- Your instructions -
Exactly as written, set down each line of the data below except its pictures.

- Data shown -

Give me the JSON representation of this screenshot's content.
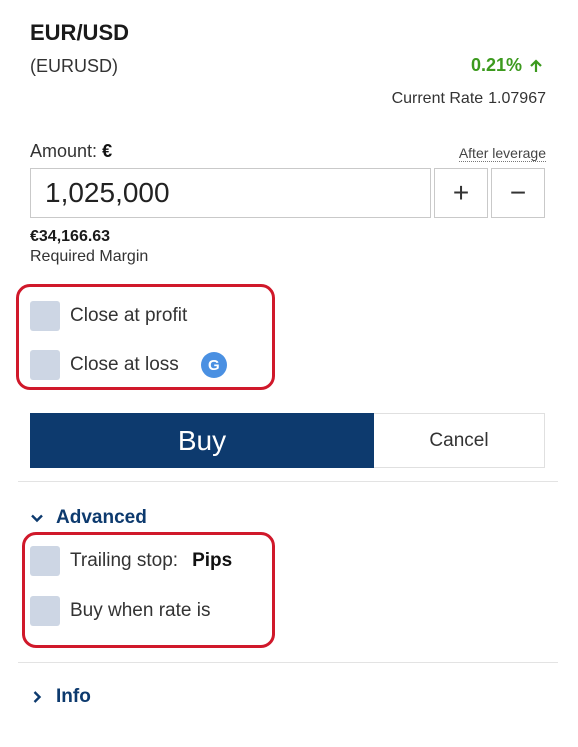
{
  "instrument": {
    "title": "EUR/USD",
    "symbol": "(EURUSD)",
    "change": "0.21%",
    "current_rate_label": "Current Rate",
    "current_rate_value": "1.07967"
  },
  "amount": {
    "label": "Amount:",
    "currency": "€",
    "after_leverage": "After leverage",
    "value": "1,025,000",
    "plus": "+",
    "minus": "−"
  },
  "margin": {
    "value": "€34,166.63",
    "label": "Required Margin"
  },
  "options": {
    "close_at_profit": "Close at profit",
    "close_at_loss": "Close at loss",
    "badge": "G"
  },
  "actions": {
    "buy": "Buy",
    "cancel": "Cancel"
  },
  "advanced": {
    "label": "Advanced",
    "trailing_stop": "Trailing stop:",
    "trailing_unit": "Pips",
    "buy_when_rate": "Buy when rate is"
  },
  "info": {
    "label": "Info"
  },
  "colors": {
    "accent": "#0d3a6e",
    "positive": "#3c9a1e",
    "highlight": "#d0182a",
    "checkbox": "#cdd6e4"
  }
}
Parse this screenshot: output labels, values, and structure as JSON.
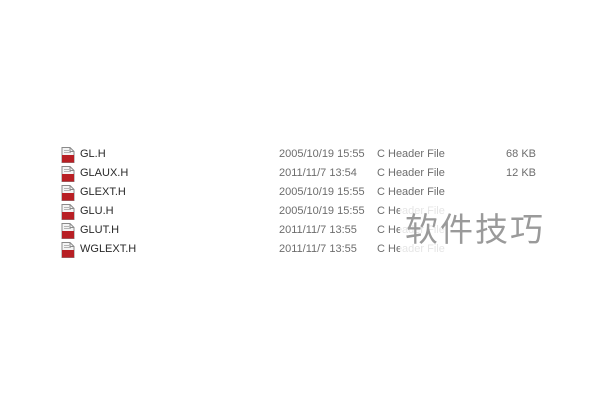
{
  "files": [
    {
      "name": "GL.H",
      "date": "2005/10/19 15:55",
      "type": "C Header File",
      "size": "68 KB",
      "icon": "c-header-file-icon"
    },
    {
      "name": "GLAUX.H",
      "date": "2011/11/7 13:54",
      "type": "C Header File",
      "size": "12 KB",
      "icon": "c-header-file-icon"
    },
    {
      "name": "GLEXT.H",
      "date": "2005/10/19 15:55",
      "type": "C Header File",
      "size": "",
      "icon": "c-header-file-icon"
    },
    {
      "name": "GLU.H",
      "date": "2005/10/19 15:55",
      "type": "C Header File",
      "size": "",
      "icon": "c-header-file-icon"
    },
    {
      "name": "GLUT.H",
      "date": "2011/11/7 13:55",
      "type": "C Header File",
      "size": "",
      "icon": "c-header-file-icon"
    },
    {
      "name": "WGLEXT.H",
      "date": "2011/11/7 13:55",
      "type": "C Header File",
      "size": "",
      "icon": "c-header-file-icon"
    }
  ],
  "watermark": {
    "text": "软件技巧"
  },
  "colors": {
    "icon_red": "#b81f24",
    "icon_paper": "#f4f4f4",
    "text_muted": "#6d6d6d"
  }
}
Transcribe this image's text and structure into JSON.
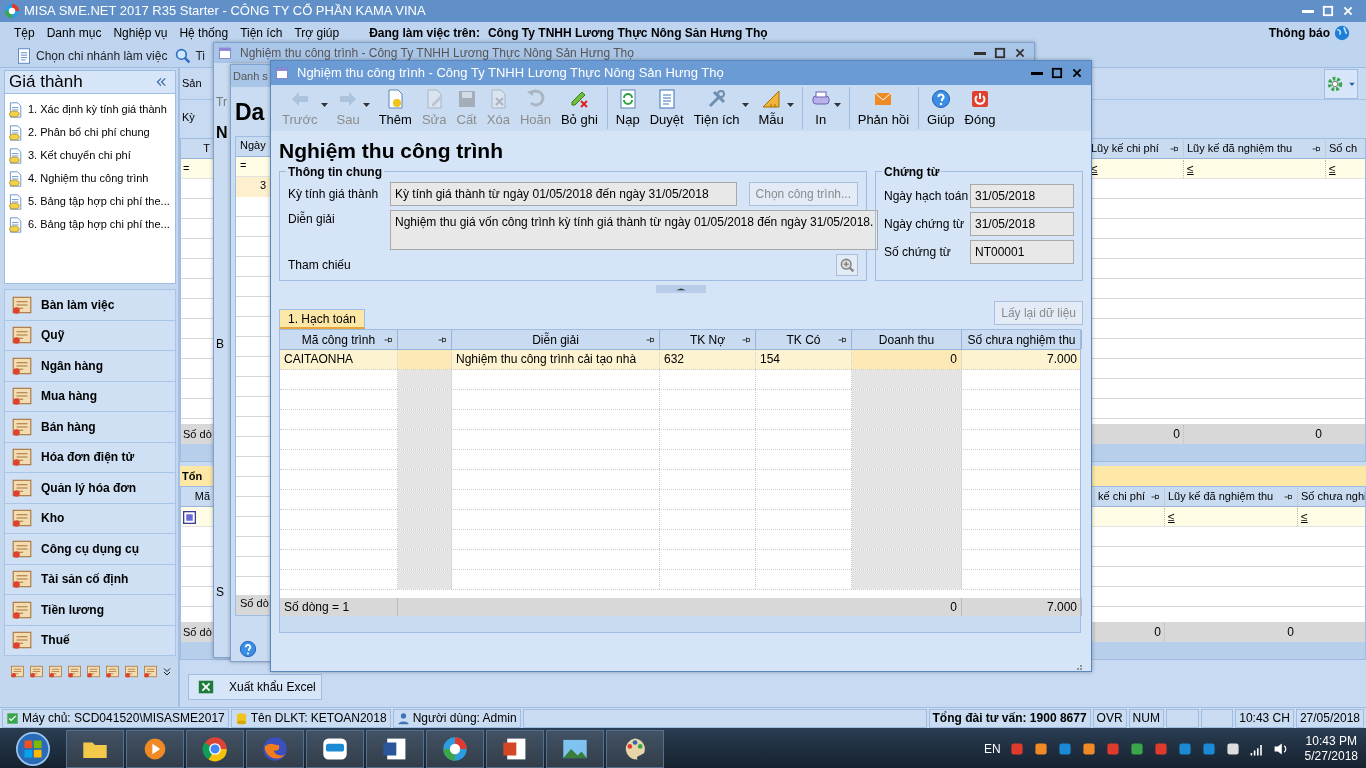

- Response -
Give me the JSON representation of this screenshot's content.
{
  "instrument": {
    "title": "EUR/USD",
    "symbol": "(EURUSD)",
    "change": "0.21%",
    "current_rate_label": "Current Rate",
    "current_rate_value": "1.07967"
  },
  "amount": {
    "label": "Amount:",
    "currency": "€",
    "after_leverage": "After leverage",
    "value": "1,025,000",
    "plus": "+",
    "minus": "−"
  },
  "margin": {
    "value": "€34,166.63",
    "label": "Required Margin"
  },
  "options": {
    "close_at_profit": "Close at profit",
    "close_at_loss": "Close at loss",
    "badge": "G"
  },
  "actions": {
    "buy": "Buy",
    "cancel": "Cancel"
  },
  "advanced": {
    "label": "Advanced",
    "trailing_stop": "Trailing stop:",
    "trailing_unit": "Pips",
    "buy_when_rate": "Buy when rate is"
  },
  "info": {
    "label": "Info"
  },
  "colors": {
    "accent": "#0d3a6e",
    "positive": "#3c9a1e",
    "highlight": "#d0182a",
    "checkbox": "#cdd6e4"
  }
}
Parse this screenshot: output labels, values, and structure as JSON.
{
  "files": [
    {
      "name": "GL.H",
      "date": "2005/10/19 15:55",
      "type": "C Header File",
      "size": "68 KB",
      "icon": "c-header-file-icon"
    },
    {
      "name": "GLAUX.H",
      "date": "2011/11/7 13:54",
      "type": "C Header File",
      "size": "12 KB",
      "icon": "c-header-file-icon"
    },
    {
      "name": "GLEXT.H",
      "date": "2005/10/19 15:55",
      "type": "C Header File",
      "size": "",
      "icon": "c-header-file-icon"
    },
    {
      "name": "GLU.H",
      "date": "2005/10/19 15:55",
      "type": "C Header File",
      "size": "",
      "icon": "c-header-file-icon"
    },
    {
      "name": "GLUT.H",
      "date": "2011/11/7 13:55",
      "type": "C Header File",
      "size": "",
      "icon": "c-header-file-icon"
    },
    {
      "name": "WGLEXT.H",
      "date": "2011/11/7 13:55",
      "type": "C Header File",
      "size": "",
      "icon": "c-header-file-icon"
    }
  ],
  "watermark": {
    "text": "软件技巧"
  },
  "colors": {
    "icon_red": "#b81f24",
    "icon_paper": "#f4f4f4",
    "text_muted": "#6d6d6d"
  }
}
Transcribe this image's text and structure into JSON.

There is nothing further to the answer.